Many people mistakenly believe that prescription drugs are safe simply because they can be purchased legally and are labeled as medicine. That belief can lead to a belief that selling prescription drugs is not a serious crime. The State of Arizona strenuously disagrees with that position, and has established laws that include jail time for almost all unauthorized sales of prescription drugs. However, there is flexibility within Arizona’s drug sentencing laws.
Sentencing in Arizona
Arizona law provides a list of standard or “presumed” sentences for every criminal act, including drug offenses. The presumed sentence is the sentence that will be given unless the defendant proves the existence of mitigating factors that convince the court the sentence should be reduced, or the prosecution proves aggravating factors that show the sentence should be increased.
Arizona law establishes shorter “minimum” sentences for cases with at least one proven mitigating factor, and an even shorter “mitigated” sentence for cases with at least two mitigating factors. Similarly, Arizona has longer “maximum” sentences for cases where at least one aggravating factor is proven, and even longer “aggravated” sentences for cases with at least two aggravating factors. Below are some common charges associated with selling prescription medications, as well as the sentences that accompany them.
- Unauthorized Sale of Prescription Medication
Under Arizona law, selling prescription drugs without the necessary license and permits is a Class 6 felony. The presumed sentence for a Class 6 felony is 1 year in prison, although the mitigated sentence could be as low as four months in jail. The aggravated sentence is 2 years in prison.
- Unauthorized Sale of Narcotics
Additionally, many prescription medications (such as methadone and fentanyl) are classified as narcotics, which carry steeper penalties. Both the sale of narcotics and the possession of narcotics for sale are Class 2 felonies in Arizona, which carry presumed sentences of 5 years in prison. The mitigated sentence is 3 years, and the aggravated sentence can be up to 12.5 years in prison.

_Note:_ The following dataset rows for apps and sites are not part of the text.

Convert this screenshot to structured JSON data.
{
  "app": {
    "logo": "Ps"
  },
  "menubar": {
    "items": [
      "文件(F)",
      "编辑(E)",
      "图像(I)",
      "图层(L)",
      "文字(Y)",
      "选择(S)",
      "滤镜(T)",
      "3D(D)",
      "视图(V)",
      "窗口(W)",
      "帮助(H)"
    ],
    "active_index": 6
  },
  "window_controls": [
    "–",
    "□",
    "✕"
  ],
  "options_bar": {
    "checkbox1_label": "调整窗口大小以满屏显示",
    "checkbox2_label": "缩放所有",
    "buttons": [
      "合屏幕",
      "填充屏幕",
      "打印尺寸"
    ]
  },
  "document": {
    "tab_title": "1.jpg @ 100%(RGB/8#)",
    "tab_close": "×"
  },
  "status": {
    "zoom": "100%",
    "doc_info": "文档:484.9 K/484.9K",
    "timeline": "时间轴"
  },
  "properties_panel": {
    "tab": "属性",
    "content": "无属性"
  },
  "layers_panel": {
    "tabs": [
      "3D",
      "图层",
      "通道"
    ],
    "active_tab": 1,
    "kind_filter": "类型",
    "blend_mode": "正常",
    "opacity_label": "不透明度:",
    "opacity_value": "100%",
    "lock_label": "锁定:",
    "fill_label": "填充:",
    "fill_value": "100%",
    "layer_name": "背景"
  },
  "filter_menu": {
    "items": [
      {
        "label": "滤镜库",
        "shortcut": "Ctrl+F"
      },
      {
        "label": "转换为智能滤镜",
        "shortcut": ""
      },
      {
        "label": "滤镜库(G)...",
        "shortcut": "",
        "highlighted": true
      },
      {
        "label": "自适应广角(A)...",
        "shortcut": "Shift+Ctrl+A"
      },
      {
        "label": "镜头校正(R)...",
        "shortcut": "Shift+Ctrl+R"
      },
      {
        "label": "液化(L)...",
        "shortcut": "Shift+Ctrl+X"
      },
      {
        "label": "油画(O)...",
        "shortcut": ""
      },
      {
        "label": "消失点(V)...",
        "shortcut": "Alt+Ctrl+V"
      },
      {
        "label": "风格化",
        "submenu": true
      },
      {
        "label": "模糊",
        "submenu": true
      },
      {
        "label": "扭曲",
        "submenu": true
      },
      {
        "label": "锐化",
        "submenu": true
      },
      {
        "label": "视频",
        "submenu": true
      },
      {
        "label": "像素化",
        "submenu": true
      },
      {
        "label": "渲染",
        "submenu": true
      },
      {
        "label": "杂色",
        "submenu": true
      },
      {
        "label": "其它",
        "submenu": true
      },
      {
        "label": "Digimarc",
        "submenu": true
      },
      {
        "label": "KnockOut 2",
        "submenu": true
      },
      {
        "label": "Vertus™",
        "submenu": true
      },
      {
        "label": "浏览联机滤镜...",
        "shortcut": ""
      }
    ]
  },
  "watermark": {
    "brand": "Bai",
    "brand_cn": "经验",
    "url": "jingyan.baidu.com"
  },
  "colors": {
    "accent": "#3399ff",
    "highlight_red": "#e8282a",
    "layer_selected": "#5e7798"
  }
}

- Serious Drug Offenses
Arizona also has a separate category of crime for “serious drug offenses,” which includes the sale of drugs in excess of a threshold amount established by the State. Sale of prescription drugs becomes a “serious drug offense” if the value of the drugs sold exceeds $1,000. Under Arizona law, repeat serious drug offenders can potentially be sentenced to life in prison.
As you can tell, Arizona considers the unauthorized sale of prescription drugs to be a serious crime. But Arizona law also gives defendants the right to prove to the court that the circumstances of their particular cases do not warrant significant jail time. If you’ve been charged with illegally selling prescription drugs in Arizona, you need to be represented by an experienced attorney. Our firm only represents clients accused of crimes in Arizona, and we have attorneys who specialize in drug crime defense, including the sale of prescription drugs. If you’ve been accused of a crime and need to speak with an attorney, call us today to arrange a free legal consultation.